Strengthen the US infrastructure, put Americans to work

Since its creation in 1956, the Highway Trust Fund has been funded almost entirely by fuel taxes and has been integral to growing our nation’s economy and ensuring the timely and efficient movement of people and goods.

With another self-imposed funding cliff looming as the current authorization expires on May 31, states are already cutting back on construction projects. Now is the time for Congress to fix this crisis, not merely postpone it. Congress has passed two partial authorizations and 23 short-term extensions since the last six-year bill was enacted in 1998. It’s not going to get any easier.

The need is compelling for a significant infusion in the Highway Trust Fund, and the benefits are obvious. Although nothing is free, according to an S&P 500 research report, each $1.3 billion invested in infrastructure generates $2 billion of economic growth, creates 29,000 jobs and reduces the deficit by $200 million.

Earlier this year, I introduced what would be the first gas tax increase in 22 years, joined by the U.S. Chamber of Commerce, the AFL-CIO, the American Trucking Associations and AAA, Transportation for America, the American Road & Transportation Builders Association and a broad array of leaders across the political spectrum. They are calling for a gas tax increase to move freight more efficiently, increase economic activity, put hundreds of thousands to work at family-wage jobs and keep Americans safe as we travel. There is no better solution, and every other approach that has been offered has more objections and greater problems.

My legislation, H.R. 680, the Update, Promote, and Develop America’s Transportation Essentials (UPDATE) Act, will phase in a 15-cent increase in the gas tax over three years and then index it to inflation. Doing so will raise $210 billion over the next decade, enough to fund a full six-year reauthorization for the first time since 1997. It will cost the average motorist only 30 cents per day. Deteriorating road conditions, a failure to meet safety needs, and time and fuel wasted by congestion are already costing U.S. families and businesses dearly. Each American driver now pays an average of $324 per year in car maintenance costs due to damage from rough roads, and the economic cost of congestion is $125 billion a year.

These are real costs that will continue to grow if we refuse to act. Worsening infrastructure will cost each American family more than $1,000 a year by 2020, and it will restrict growth of gross domestic product by nearly $1 trillion.

The reason the Highway Trust Fund is short of money is because we’re trying to pay for 2015 infrastructure with 1993 dollars.
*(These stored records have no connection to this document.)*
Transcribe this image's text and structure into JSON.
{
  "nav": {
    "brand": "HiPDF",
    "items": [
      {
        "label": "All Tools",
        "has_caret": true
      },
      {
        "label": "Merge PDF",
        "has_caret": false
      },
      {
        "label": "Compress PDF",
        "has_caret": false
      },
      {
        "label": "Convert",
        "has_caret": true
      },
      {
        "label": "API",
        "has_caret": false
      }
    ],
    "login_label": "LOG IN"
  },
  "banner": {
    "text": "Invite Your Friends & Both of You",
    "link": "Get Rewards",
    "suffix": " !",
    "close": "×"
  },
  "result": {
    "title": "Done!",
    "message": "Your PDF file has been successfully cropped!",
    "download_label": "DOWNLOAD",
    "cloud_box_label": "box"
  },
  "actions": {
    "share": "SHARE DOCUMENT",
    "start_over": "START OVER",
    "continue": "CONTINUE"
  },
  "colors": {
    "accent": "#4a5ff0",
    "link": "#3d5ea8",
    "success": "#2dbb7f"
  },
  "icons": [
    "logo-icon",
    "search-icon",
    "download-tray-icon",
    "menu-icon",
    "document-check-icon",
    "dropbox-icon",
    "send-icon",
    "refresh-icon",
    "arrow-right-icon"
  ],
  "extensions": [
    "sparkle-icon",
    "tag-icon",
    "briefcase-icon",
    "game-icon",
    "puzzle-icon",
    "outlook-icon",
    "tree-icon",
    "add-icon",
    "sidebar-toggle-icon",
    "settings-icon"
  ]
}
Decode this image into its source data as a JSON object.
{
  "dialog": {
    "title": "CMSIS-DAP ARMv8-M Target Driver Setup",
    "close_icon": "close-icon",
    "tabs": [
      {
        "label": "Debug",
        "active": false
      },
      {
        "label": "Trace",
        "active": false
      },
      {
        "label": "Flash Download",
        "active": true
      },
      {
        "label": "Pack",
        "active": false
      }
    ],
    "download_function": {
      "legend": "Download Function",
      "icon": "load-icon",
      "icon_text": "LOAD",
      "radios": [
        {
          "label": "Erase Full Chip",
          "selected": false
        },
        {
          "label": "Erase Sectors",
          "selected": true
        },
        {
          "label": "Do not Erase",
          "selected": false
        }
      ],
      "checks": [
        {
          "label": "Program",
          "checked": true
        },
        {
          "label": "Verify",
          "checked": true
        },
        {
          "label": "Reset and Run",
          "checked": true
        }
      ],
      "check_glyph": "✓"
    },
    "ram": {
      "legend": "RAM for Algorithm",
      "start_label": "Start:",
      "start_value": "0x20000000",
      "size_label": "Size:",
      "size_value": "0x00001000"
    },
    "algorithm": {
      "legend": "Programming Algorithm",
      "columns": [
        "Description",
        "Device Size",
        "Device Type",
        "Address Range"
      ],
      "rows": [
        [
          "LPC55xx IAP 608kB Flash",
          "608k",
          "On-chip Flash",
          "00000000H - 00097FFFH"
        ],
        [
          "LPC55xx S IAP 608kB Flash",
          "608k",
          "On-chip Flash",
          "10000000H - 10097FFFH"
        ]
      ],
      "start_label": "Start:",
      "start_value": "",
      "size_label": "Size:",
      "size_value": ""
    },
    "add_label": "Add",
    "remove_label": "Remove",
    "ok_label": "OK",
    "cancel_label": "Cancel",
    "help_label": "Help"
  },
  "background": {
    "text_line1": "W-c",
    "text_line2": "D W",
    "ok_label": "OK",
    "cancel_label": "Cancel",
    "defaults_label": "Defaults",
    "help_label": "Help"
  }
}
Since it was last increased, the gas tax has lost more than 40 percent of its buying power, causing state and local governments to scramble to do more with less, even as we have transferred more than $64 billion from the general fund since 2008 to fill the shortfall. These short-term infusions and extensions prevent states, cities and industries from planning for the future. We simply can’t build world-class infrastructure without long-term certainty. No country became great by funding infrastructure eight months at a time.

Longer term, however, raising money to fund our transportation needs based on gallons of fuel consumed is unfair and inefficient. Electric cars and hybrids, improvements in fuel economy and different needs in different parts of our country all eventually limit the effectiveness of the gas tax. For that reason, I hope the UPDATE Act will be the last gas tax increase. That is why I have also introduced legislation, H.R. 679, to create a series of pilot programs to test a road usage charge to pay for our transportation system. By charging per mile instead of per gallon, we can account for better fuel economy and diversifying fuel sources while keeping the spirit of a user fee and still responding to the costs of congestion and maintenance.

With gas prices low, it should be even easier to fund our nation’s infrastructure, putting us on a path to prosperity and international competitiveness. By putting Americans to work repairing bridges and paving highways, we’ll see an immediate economic boost that will grow our economy as goods and services move more cheaply and efficiently in all corners of the country.

Ronald Reagan more than doubled the gas tax 33 years ago. He argued that this user fee would repair deteriorating roads and bridges, put hundreds of thousands of Americans to work and save motorists money. It was true then, and it’s even more compelling today. It’s time to listen to Reagan and summon the courage to act on raising the gas tax today.

Blumenauer has represented Oregon’s 3rd Congressional District since 1996. He sits on the Ways and Means Committee.